“My therapist suggested that I’m attracted to you because you remind me of myself,” he mentions, sprawled out in front of the fire. On a large blanket. In the quiet and empty house he apparently just bought.
We’re here because six days ago I proposed a barren-landscape picnic. We’re here because three weeks ago I showed up in his hotel room in New York City. We’re here because two months ago—or, as he tells it, three—I broke into his apartment, and disrupted his psyche enough that he’s still interested.
The suggestion that we’re similar doesn’t initially resonate, and my first thought is that he’s just flattering himself. (Okay, we’re both self-confessed narcissists; that much is true.) But then I realize that he, like me—like everyone, perhaps—contains multitudes, of which I really only know one.
The one I know is named Jack. That is, Jack is the name I gave him, after he said something about either fucking or DJing—I can’t remember which, perhaps both—like a jackhammer, at 140 beats per minute.
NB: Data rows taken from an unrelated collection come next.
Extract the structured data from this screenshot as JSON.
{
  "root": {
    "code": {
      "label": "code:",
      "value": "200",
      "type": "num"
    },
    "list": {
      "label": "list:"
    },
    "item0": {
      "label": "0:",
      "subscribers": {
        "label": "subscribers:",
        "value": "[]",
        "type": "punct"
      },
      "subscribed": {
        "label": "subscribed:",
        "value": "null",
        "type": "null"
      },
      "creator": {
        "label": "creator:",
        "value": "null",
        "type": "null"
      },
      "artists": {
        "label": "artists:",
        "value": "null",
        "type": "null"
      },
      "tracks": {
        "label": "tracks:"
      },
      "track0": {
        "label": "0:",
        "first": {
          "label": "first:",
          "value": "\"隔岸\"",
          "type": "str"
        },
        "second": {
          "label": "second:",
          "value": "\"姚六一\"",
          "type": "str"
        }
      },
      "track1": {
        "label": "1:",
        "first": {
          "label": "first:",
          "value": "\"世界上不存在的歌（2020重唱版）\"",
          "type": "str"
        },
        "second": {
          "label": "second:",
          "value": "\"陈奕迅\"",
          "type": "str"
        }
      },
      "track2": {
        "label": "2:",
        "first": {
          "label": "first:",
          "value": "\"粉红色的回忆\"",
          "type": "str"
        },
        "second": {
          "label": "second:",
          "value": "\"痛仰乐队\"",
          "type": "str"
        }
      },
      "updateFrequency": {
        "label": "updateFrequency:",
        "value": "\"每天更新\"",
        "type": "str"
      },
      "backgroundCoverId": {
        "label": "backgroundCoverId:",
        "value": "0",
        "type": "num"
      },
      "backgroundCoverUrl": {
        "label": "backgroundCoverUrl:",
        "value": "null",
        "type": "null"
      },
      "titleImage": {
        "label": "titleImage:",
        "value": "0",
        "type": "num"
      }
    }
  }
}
Jack has mad skills, a sharp mind, a strong body. Most importantly, Jack is adroit at walking the intricate line between praise-adoring me and giving me not even an inch.
As regards his therapist, and the dialogue Jack—who has long since told me his name is not Jack—is trying to have with me, I know what he’s seeking there. He’s brought up a thousand conversations like this before. He wants to know what he is to me. A past-time? A distraction? Is he penetrating me at all?
And because I am one step ahead of him in this way, and enjoy staying one step ahead, I turn the discussion down a side alley. Park the car.
Attraction is a tricky thing for me. While none of my multitudes are in any way complimented by being a part of a unit, several of them advance more quickly under the close scrutiny of a challenging man, and the majority of them delight in occasionally outrunning someone I ought not to be able. I mean, of course.
As such, I haven’t revealed anything—not even my first name—to Jack. Rather, I long to be for him a concentrated study in all things unknown, the black forest landscape of his unconscious.
“Your therapist hasn’t figured out yet that I’m just an escape?” I offer.
Jack laughs, loudly, rolls over on his side, delicately brushes the hair out of my face before grabbing the back of my neck and yanking.
“Stop that,” he whispers, threateningly.
“Never,” I taunt.
He growls. I flex my fingers.
I fully expect to leave scars on this man’s body.